I’ve always been a huge advocate that “meetings matter,” carefully planned agendas and objectives, clear decision making processes, ensuring the right people are in the room—all of this matters.  So too can something as simple as meeting time. While BEST might not move all of their meetings to the evening based on this feedback, I am highly encouraging that they schedule some of them at a time and place where people might just stick around afterwards to talk off the clock.

The Value of a Good Chart Writer: CWU Retreat

Mar_8_(1) IMG_20170408_110145This past weekend I facilitated a three-hour retreat for the Church Women United (CWU), which is an inter-faith group of women who represent numerous churches in the Eugene/Springfield area. The group has been facing issues of leadership burn-out and difficulty with membership recruitment, especially engaging younger women of faith. To help them with these issues, I designed a retreat that would encourage the members to openly confront these issues that they had been avoiding. Specifically, we developed four objectives for the retreat: 1. Revitalize energy within the group, 2. Explore individual member’s motivations for involvement, 3. Identify current strengths & challenges of CWU activities, and 4. Develop strategies for membership & leadership capacity.

Although I am now used to facilitating solo, this time I was able to bring in one of the current CRES students in the facilitation course, Lauren Asher, who already has a strong background in facilitation. It was wonderful to have the assistance throughout the day. While we all want a chart writer that is an extension of our brain, that only comes with lots of working together. Nevertheless, she had a good sense of what to record and knew chart writing best practices to ensure it was easily readable (especially important for a group with an average age of 70). Having these charts to transcribe and bring back to the group, and having them created without losing my flow of facilitation, was super valuable. However, where she really shown was in her willingness to jump in and assist with small group facilitation. As always happens when dividing a large group into small groups, some of them will naturally “get” the assignment talking about the cues and writing them down as instructed, while others, well, they don’t follow instructions as well. Lauren jumped into one of that latter groups to help draw out their thoughts, and perhaps even more importantly, write them down on the flip-chart worksheets that would become part of the organization’s action plan for the year.

Mar_8(22) carla buckner, anne o'brien, lauren (l to r)IMG_20170408_110705

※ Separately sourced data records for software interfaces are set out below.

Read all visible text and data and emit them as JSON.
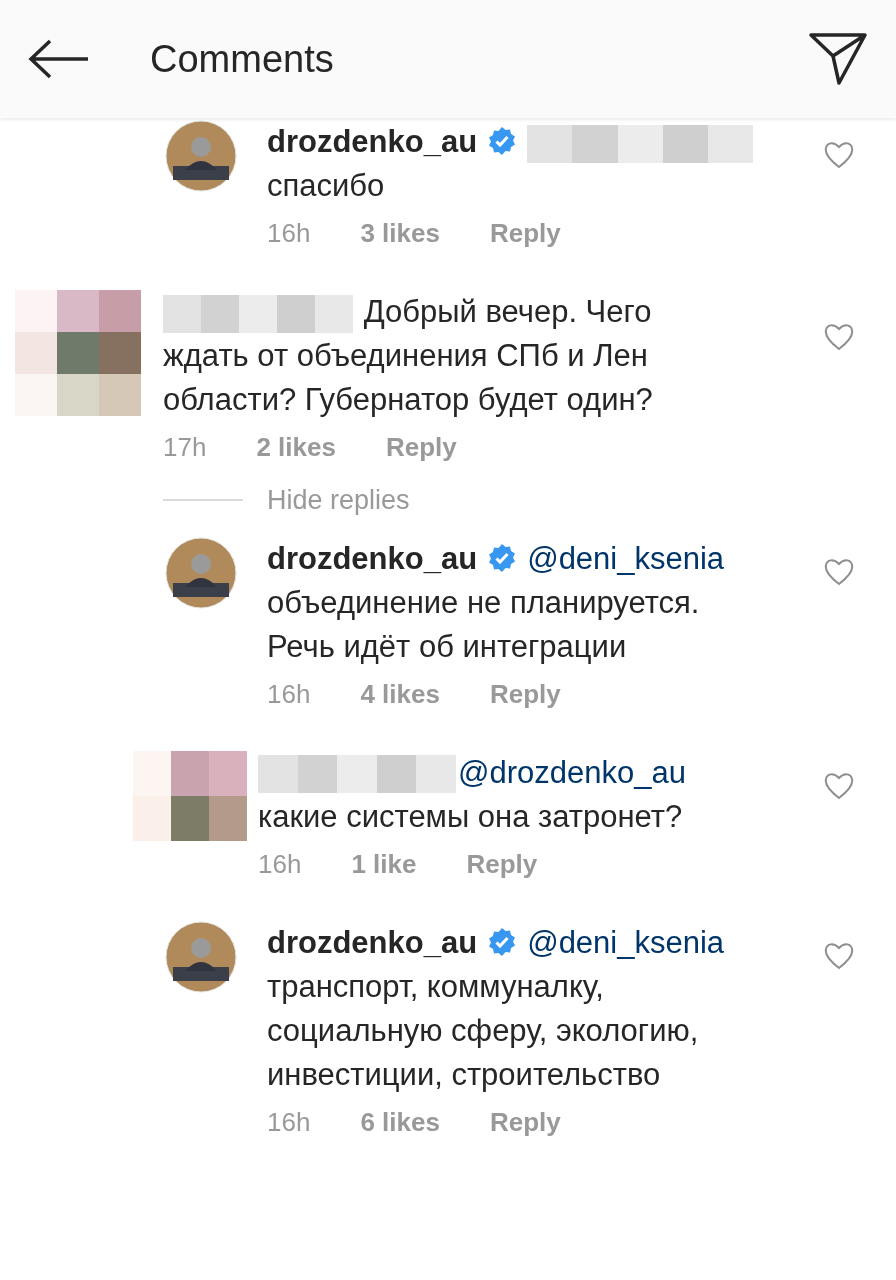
{
  "header": {
    "title": "Comments"
  },
  "items": [
    {
      "kind": "reply",
      "username": "drozdenko_au",
      "verified": true,
      "redacted_user": false,
      "redacted_mention": true,
      "text": "спасибо",
      "time": "16h",
      "likes": "3 likes",
      "reply": "Reply",
      "liked": false
    },
    {
      "kind": "comment",
      "verified": false,
      "redacted_user": true,
      "redacted_mention": false,
      "text": "Добрый вечер. Чего ждать от объединения СПб и Лен области? Губернатор будет один?",
      "time": "17h",
      "likes": "2 likes",
      "reply": "Reply",
      "liked": false
    },
    {
      "kind": "toggle",
      "label": "Hide replies"
    },
    {
      "kind": "reply",
      "username": "drozdenko_au",
      "verified": true,
      "redacted_user": false,
      "redacted_mention": false,
      "mention": "@deni_ksenia",
      "text": "объединение не планируется. Речь идёт об интеграции",
      "time": "16h",
      "likes": "4 likes",
      "reply": "Reply",
      "liked": false
    },
    {
      "kind": "reply",
      "verified": false,
      "redacted_user": true,
      "redacted_mention": false,
      "mention": "@drozdenko_au",
      "text": "какие системы она затронет?",
      "time": "16h",
      "likes": "1 like",
      "reply": "Reply",
      "liked": false
    },
    {
      "kind": "reply",
      "username": "drozdenko_au",
      "verified": true,
      "redacted_user": false,
      "redacted_mention": false,
      "mention": "@deni_ksenia",
      "text": "транспорт, коммуналку, социальную сферу, экологию, инвестиции, строительство",
      "time": "16h",
      "likes": "6 likes",
      "reply": "Reply",
      "liked": false
    }
  ]
}
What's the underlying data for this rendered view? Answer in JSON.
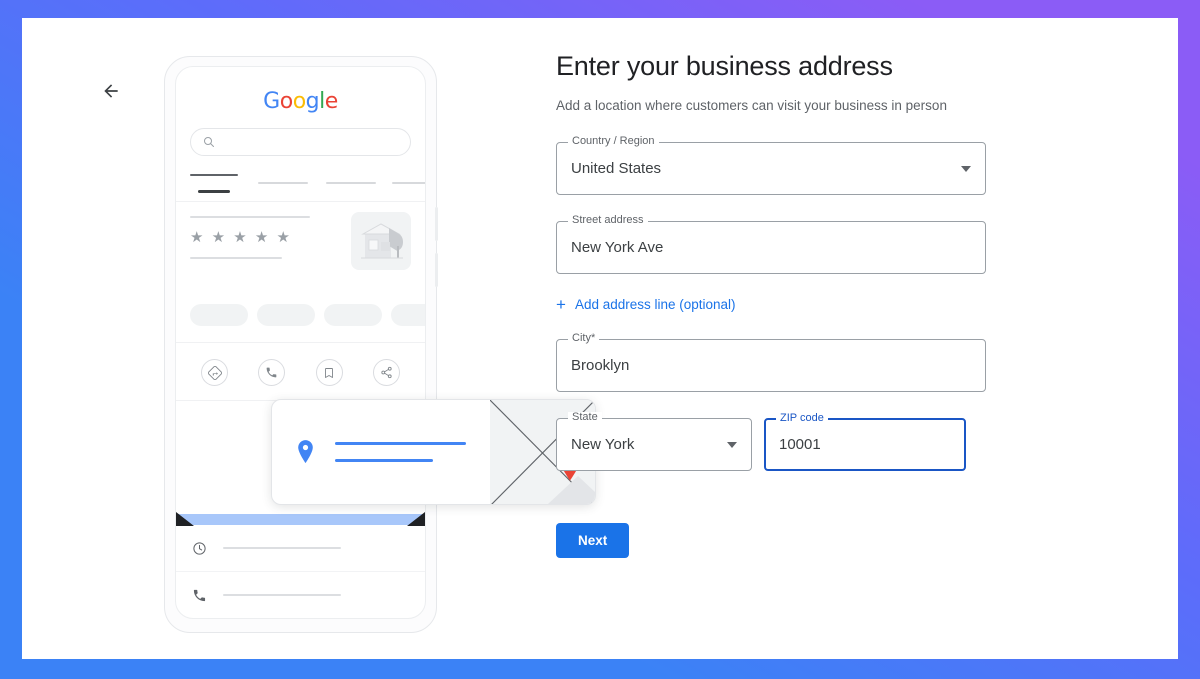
{
  "frame": {
    "gradient_start": "#3b82f6",
    "gradient_end": "#8b5cf6"
  },
  "nav": {
    "back_label": "Back",
    "back_icon": "arrow-left-icon"
  },
  "illustration": {
    "brand": {
      "letters": [
        {
          "char": "G",
          "color": "#4285F4"
        },
        {
          "char": "o",
          "color": "#EA4335"
        },
        {
          "char": "o",
          "color": "#FBBC05"
        },
        {
          "char": "g",
          "color": "#4285F4"
        },
        {
          "char": "l",
          "color": "#34A853"
        },
        {
          "char": "e",
          "color": "#EA4335"
        }
      ]
    },
    "search_icon": "search-icon",
    "rating_stars": "★ ★ ★ ★ ★",
    "star_count": 5,
    "action_icons": [
      "directions-icon",
      "phone-icon",
      "bookmark-icon",
      "share-icon"
    ],
    "detail_icons": [
      "clock-icon",
      "phone-icon",
      "globe-icon"
    ],
    "address_card": {
      "pin_icon": "map-pin-icon",
      "pin_color": "#4285F4",
      "map_pin_icon": "map-marker-icon",
      "map_pin_color": "#EA4335"
    },
    "highlight_color": "#a8c7fa"
  },
  "form": {
    "title": "Enter your business address",
    "subtitle": "Add a location where customers can visit your business in person",
    "fields": [
      {
        "name": "country-region",
        "label": "Country / Region",
        "value": "United States",
        "type": "select",
        "focused": false
      },
      {
        "name": "street-address",
        "label": "Street address",
        "value": "New York Ave",
        "type": "text",
        "focused": false
      },
      {
        "name": "city",
        "label": "City*",
        "value": "Brooklyn",
        "type": "text",
        "focused": false
      },
      {
        "name": "state",
        "label": "State",
        "value": "New York",
        "type": "select",
        "focused": false
      },
      {
        "name": "zip-code",
        "label": "ZIP code",
        "value": "10001",
        "type": "text",
        "focused": true
      }
    ],
    "add_address_line": {
      "label": "Add address line (optional)",
      "icon": "plus-icon"
    },
    "next_label": "Next",
    "accent_color": "#1a73e8",
    "focus_color": "#1a56c5"
  }
}
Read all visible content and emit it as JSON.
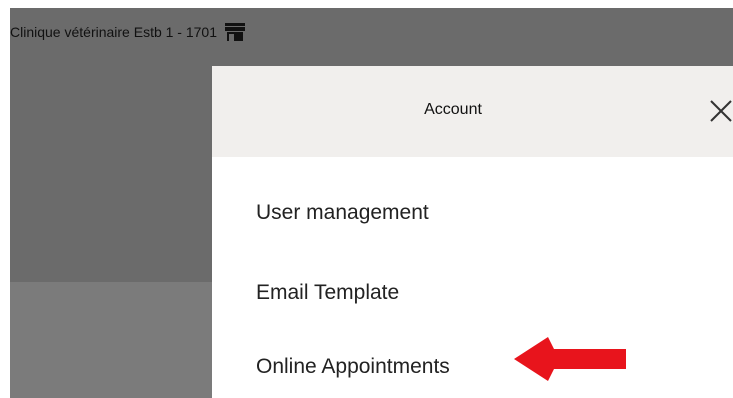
{
  "clinic": {
    "name": "Clinique vétérinaire Estb 1 - 1701",
    "icon": "store-icon"
  },
  "panel": {
    "title": "Account",
    "close_icon": "close-icon"
  },
  "menu": {
    "items": [
      {
        "label": "User management"
      },
      {
        "label": "Email Template"
      },
      {
        "label": "Online Appointments"
      }
    ]
  },
  "annotation": {
    "arrow_color": "#e8141c"
  }
}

Lauren working with a small group to develop ways to improve their organization.

One of the hardest and most important elements I have discovered with facilitation is ensuring the creation of group memory.  You can facilitate the most transformative, participatory experience, but if there is no record of it then the likelihood of anything coming from it is pretty limited (which is why facilitation can have a bad reputation as wasted money with many parties). As a solo facilitator this is especially difficult as in-the-moment chart writing can really get in the way of doing my best, most active listening, re-framing, and caring that is needed for high-level participation, but at the end of the day it is those charts that will make or break the long-term success of the work. Having Lauren as a competent, pro-active assistant really helped me to ensure that no ideas were missed that day and that the organization had everything it needed to move forward after that day.